Setting material manufacturers have been developing many new products to aid big tile installation. Many of these new products are highly engineered and task specific. In the past most manufacturers worked on a good, better, best system. These traditional thin-set products provided different levels of performance and are still adequate for many of today’s larger tile product applications; but often with current construction techniques, consumer expectations, and installation requirements, sometimes tile installations benefit from task-specific products.

Very large tile requires what is known as super flat floors. While it is possible to specify the necessary tolerances during the building process, they come at a substantial additional cost. The skilled labor able to produce such surfaces can also be challenging to find.

Of course much of our work is over an existing slab work installed sometime ago. When attempting to correct out-of-plane conditions with thin-set while installing tile is very labor intensive and often results in an unsatisfactory installation. Floor filled underlayment products, self levelers, or even mortar bed may be required to achieve satisfactory flatness needed for large tile installations.

The next big challenge is selecting the appropriate bonding material.
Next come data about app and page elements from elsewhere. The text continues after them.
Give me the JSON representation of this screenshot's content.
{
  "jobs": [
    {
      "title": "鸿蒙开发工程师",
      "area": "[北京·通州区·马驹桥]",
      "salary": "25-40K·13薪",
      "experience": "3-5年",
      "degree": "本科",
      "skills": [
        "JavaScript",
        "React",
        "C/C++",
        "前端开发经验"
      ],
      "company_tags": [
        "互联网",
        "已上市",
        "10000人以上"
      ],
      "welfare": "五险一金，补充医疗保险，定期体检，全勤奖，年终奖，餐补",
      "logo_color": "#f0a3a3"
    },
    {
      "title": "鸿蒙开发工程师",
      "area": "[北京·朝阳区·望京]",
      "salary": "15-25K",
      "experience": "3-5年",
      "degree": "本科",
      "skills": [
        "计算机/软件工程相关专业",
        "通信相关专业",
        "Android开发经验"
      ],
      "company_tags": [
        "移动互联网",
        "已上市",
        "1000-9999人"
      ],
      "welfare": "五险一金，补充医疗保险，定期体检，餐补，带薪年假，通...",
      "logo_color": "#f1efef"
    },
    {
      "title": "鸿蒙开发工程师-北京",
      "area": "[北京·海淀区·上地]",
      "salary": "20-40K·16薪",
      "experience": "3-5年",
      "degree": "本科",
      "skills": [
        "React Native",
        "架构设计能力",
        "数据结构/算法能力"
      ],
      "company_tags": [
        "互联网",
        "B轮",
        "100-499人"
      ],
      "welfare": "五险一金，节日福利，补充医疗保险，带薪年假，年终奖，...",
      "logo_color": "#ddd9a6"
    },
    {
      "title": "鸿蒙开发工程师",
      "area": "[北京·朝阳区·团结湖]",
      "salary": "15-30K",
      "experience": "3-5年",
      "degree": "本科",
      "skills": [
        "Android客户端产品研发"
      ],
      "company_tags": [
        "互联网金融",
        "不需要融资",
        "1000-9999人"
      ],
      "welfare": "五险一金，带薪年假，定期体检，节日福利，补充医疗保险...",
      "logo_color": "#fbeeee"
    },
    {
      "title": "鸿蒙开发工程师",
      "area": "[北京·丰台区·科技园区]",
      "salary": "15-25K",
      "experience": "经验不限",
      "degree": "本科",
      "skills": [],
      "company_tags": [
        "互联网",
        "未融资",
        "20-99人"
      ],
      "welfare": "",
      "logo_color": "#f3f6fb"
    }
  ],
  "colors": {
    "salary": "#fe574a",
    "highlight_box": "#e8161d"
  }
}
Selecting the appropriate thin-set does not have to be a daunting task but you must consider both the site conditions and end use. If you are fortunate enough to have a flat surface you may want to consider a contact mortar. With very large tile or if the area needs to be quickly returned to in service conditions, a rapid set version may be available. Using traditional thin-set were additional build-up is required is a recipe for disaster. Regular thin-set is designed for a side profile thickness of 3/32” x 3/8”. When used in thicker applications it loses its ability to bond and shrinks excessively causing factures in soft tile and stone and possibly bond loss on dense tile such as porcelain.

A big tile article would not be complete without a discussion of grout joints and rectified tile. Rectified tile is squaring the tile on all sides by cutting or grinding so that measurable variance from tile to tile is minimized. Don’t forget that big tile and small grout joints still need movement joints. Even the perfect job is not going to stay that way if the installation cannot move as needed when required.

Taken from www.ntlfloortrends.com article by Dave Gobis.

The Latest in Urethane Grout…

Urethane grout offers the ultimate in color accuracy, stain protection and crack resistance for residential and commercial tile installations. It resists all types of stains including coffee, red wine, oil, and even tomato sauce while never needing to be sealed! Plus it is consistent in color every time.

Bostik TruColor Pre-Mixed Grout is a patented, water-based breakthrough formula that installs up to 50% faster than traditional grouts, and never needs to be sealed. Its perfect balance of flexibility and toughness enables it to exhibit unmatched performance and crack resistance.

We highly recommend using it on your next installation.